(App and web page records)
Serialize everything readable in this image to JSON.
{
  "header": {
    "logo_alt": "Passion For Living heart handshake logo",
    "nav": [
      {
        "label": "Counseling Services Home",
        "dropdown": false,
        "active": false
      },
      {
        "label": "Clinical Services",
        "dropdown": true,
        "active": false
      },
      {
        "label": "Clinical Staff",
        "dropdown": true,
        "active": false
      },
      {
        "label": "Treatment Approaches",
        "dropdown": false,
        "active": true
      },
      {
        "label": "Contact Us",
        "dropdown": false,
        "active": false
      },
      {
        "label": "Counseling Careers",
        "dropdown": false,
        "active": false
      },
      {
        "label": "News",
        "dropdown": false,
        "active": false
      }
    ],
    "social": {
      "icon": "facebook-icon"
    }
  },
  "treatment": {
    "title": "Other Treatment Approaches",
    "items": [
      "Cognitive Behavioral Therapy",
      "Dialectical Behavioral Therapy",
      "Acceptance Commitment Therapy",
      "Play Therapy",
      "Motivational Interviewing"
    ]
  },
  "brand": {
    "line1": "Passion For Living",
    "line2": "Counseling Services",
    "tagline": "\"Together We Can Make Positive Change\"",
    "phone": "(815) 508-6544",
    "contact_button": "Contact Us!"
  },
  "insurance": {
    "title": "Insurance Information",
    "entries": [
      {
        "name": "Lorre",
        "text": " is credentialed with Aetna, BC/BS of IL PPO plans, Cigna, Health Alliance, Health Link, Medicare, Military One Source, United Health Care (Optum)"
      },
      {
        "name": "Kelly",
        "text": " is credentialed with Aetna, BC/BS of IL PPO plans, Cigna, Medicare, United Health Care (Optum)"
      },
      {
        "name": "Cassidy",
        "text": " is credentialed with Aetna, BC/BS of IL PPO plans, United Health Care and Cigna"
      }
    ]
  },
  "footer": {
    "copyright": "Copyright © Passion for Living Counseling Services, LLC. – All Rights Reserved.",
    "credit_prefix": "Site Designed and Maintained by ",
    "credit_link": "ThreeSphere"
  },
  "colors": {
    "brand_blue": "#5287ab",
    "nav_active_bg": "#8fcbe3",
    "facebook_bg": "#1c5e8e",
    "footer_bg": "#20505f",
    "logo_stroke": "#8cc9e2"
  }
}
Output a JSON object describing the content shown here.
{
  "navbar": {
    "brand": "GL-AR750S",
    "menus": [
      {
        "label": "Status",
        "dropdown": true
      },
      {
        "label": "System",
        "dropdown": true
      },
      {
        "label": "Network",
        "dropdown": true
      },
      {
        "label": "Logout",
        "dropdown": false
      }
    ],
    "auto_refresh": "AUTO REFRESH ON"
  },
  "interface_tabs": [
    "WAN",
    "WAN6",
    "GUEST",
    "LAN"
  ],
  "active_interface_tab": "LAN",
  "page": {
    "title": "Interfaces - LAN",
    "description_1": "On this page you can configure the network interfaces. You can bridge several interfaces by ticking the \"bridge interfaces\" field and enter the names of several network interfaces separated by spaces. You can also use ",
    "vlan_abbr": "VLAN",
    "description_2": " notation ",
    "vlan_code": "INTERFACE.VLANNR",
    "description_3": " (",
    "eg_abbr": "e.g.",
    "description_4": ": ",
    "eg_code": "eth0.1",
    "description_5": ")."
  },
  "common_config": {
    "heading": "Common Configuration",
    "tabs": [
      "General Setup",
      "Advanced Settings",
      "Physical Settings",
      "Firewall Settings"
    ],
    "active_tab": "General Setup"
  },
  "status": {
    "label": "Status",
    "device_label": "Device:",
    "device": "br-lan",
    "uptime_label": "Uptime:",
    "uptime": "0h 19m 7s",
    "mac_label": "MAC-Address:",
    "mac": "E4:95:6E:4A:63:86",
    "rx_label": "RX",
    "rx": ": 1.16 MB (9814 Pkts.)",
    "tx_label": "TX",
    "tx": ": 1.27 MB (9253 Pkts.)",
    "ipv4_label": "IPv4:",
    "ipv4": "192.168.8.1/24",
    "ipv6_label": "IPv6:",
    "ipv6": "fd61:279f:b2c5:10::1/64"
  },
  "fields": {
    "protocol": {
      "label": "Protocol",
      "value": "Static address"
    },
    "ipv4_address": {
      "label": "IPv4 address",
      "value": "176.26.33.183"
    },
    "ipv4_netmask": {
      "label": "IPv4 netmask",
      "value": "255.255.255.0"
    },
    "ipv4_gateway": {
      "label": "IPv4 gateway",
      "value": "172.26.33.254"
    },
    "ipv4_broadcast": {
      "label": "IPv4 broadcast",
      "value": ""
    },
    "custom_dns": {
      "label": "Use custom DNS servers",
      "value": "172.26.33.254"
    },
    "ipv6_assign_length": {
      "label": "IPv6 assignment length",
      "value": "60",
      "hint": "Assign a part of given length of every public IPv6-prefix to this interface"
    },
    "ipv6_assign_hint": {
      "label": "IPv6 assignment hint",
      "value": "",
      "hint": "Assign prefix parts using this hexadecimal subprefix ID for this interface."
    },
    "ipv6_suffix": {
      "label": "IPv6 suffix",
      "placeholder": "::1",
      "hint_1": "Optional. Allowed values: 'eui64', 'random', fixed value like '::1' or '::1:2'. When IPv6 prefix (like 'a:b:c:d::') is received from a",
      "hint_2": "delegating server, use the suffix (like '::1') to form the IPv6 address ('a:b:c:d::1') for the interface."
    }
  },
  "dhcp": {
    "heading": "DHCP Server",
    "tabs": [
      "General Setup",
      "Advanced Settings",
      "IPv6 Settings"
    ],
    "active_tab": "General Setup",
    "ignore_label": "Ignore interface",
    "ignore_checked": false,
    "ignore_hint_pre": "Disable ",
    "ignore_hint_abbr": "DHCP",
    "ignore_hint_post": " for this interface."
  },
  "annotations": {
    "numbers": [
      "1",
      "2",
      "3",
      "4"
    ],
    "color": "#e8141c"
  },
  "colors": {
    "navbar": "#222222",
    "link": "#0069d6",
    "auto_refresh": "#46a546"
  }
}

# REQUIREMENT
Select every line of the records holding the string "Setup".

# RESPONSE AREA
      "General Setup",
    "active_tab": "General Setup"
      "General Setup",
    "active_tab": "General Setup",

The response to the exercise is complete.